While filming the highly-anticipated sequel to Steven Spielberg's 1993 classic "Jurassic Park" was an incredibly fun ride for stars Bryce Dallas Howard, Chris Pratt, Ty Simpkins and director Colin Trevorrow, there was one day on set that stands out above the rest.
Only one animatronic dinosaur was created for the new film, so Bryce and Chris could film an especially intimate and emotional scene with an apatosaurus.
"It was an unbelievable experience because ... you can go to exhibits and see animatronic dinosaurs, it was nothing like this, it was really real" Howard tells toofab.
But that wasn't the only reason why that day was so special. It was also the day "Jurassic World" writer Michael Crichton's widow and son visited the set.
Sadly, Crichton died suddenly at the age of 66 in 2008, after a private battle with cancer. His wife, Sherri Alexander, was 8 months pregnant with son John Michael Todd Critchton at the time.
"That was a particularly emotional day," Howard continues. "I think [John] was only 6 years old, and that was the day that he visited the set. He went and he saw this dinosaur and turned to his mom before we started shooting and said 'Mom, it's a real dinosaur.' And I just burst into tears."
"This is his father's legacy and this is what his father has given to all children and here he was, his son, in the presence of what he thought was a real dinosaur," Bryce adds. "It was particularly moving to me, that day, because of that, felt really charged and meaningful."
While everything added up to a beautiful and moving day on set, it almost didn't go down that way.
"I actually had to push pretty hard for just that [one animatronic dinosaur]," Trevorrow tells toofab's Brian Particelli. "From a cost control standpoint, it was really hard to convince the producers to do that and I think they felt like 'This is you being sentimental and that's why you're doing this' and I made it clear, 'No, No no, we need to have this moment because it's going to be special.'"
Luckily, it paid off.
"Once they saw it and once they were there, they went 'This was the movie, this is great,'" Trevorrow adds. "It's something that meant a lot to me."
That being said, the apatosaurus is the only non-CGI dinosaur in the film, apart from a few shots using digitally-enhanced raptor maquettes.
"The animatronics can't run and they can't fight.
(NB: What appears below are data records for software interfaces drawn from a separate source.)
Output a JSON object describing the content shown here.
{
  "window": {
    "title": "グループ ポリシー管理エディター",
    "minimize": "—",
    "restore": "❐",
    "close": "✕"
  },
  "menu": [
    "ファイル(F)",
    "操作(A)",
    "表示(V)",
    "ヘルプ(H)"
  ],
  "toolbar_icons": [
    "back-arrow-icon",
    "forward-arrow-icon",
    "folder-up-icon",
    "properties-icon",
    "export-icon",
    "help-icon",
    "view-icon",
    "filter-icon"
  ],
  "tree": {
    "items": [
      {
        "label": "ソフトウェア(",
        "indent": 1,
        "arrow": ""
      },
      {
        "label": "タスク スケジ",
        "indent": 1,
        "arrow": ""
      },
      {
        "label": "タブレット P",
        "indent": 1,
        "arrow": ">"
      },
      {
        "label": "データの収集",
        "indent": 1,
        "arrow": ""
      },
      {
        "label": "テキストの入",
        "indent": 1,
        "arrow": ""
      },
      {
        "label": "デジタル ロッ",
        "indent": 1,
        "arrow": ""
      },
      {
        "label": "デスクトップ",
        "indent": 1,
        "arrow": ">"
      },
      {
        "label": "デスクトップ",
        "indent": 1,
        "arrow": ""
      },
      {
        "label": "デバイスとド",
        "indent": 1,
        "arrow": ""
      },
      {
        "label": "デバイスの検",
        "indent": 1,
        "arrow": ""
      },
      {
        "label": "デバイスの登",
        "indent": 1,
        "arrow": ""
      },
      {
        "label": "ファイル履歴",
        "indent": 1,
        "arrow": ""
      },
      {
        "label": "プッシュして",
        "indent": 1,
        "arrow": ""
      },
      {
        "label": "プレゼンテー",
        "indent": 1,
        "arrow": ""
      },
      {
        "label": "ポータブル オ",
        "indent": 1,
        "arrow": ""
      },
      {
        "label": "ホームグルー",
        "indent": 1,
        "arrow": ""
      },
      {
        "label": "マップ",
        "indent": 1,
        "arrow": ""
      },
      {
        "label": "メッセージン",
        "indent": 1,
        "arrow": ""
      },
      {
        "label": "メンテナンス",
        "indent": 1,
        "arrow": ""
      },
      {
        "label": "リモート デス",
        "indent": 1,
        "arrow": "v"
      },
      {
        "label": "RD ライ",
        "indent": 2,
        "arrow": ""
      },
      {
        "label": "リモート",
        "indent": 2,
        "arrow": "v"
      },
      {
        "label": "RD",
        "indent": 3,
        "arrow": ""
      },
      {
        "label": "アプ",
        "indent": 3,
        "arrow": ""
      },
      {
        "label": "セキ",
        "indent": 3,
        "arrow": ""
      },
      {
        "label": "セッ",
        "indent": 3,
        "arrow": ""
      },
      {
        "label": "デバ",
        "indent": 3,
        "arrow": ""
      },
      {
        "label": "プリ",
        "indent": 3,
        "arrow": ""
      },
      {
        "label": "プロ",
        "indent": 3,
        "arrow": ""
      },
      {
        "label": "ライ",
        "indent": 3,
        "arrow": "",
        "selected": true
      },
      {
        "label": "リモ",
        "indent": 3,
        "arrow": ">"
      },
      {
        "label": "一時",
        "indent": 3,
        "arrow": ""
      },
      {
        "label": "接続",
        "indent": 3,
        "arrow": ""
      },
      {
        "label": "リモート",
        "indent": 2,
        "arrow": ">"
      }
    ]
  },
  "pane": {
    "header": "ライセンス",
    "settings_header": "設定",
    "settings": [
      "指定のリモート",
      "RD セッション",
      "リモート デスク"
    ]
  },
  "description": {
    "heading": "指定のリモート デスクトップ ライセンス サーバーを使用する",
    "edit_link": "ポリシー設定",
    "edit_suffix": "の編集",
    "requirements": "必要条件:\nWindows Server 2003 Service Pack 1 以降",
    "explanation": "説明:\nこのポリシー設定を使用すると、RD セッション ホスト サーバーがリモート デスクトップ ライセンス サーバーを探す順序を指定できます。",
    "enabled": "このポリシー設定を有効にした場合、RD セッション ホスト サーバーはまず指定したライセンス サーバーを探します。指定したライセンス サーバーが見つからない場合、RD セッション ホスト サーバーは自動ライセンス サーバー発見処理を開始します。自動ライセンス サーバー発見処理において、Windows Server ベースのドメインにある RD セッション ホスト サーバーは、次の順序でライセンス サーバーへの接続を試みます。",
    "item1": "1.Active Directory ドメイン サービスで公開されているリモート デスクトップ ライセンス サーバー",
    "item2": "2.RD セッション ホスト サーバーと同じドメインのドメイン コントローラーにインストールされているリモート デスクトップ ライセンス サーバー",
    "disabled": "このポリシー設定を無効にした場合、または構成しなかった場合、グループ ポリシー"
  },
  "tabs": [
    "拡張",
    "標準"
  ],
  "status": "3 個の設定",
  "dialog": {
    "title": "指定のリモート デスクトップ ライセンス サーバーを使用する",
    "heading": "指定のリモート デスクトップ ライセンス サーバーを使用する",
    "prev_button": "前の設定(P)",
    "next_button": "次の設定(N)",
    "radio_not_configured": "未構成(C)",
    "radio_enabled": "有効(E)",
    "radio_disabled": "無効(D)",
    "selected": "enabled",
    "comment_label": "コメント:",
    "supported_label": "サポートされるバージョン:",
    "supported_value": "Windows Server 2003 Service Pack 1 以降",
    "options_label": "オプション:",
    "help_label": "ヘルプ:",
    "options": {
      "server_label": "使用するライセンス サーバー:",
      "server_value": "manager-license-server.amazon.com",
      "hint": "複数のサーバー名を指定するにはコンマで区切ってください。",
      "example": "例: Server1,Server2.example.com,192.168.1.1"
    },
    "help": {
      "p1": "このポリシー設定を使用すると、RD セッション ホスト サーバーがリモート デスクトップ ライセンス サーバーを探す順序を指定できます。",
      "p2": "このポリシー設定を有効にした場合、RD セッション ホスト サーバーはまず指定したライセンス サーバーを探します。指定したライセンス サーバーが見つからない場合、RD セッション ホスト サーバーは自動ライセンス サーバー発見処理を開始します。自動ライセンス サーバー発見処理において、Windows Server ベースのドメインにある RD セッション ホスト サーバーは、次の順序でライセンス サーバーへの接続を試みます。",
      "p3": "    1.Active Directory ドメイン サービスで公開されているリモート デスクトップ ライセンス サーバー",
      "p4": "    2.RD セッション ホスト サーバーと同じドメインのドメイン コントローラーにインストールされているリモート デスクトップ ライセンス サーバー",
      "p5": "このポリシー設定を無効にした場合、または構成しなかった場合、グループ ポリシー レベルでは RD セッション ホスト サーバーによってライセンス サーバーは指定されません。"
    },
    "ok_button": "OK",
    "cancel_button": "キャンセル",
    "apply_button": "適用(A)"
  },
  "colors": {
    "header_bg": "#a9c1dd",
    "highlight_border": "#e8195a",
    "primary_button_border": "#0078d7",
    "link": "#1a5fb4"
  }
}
All of those movies, they pretty much used the head and the neck and the feet and I think, because of that, three movies deep into this franchise, we've seen a lot of what you can do with head and neck movements," Colin continues. "I felt like, we're gonna use this where it makes sense. There are shots in this movie that are CG dinosaur that look like an animatronic dinosaur. Far be it from me to tell you what is real and what isn't!"
You can see for yourself when "Jurassic World" hits theaters this Friday.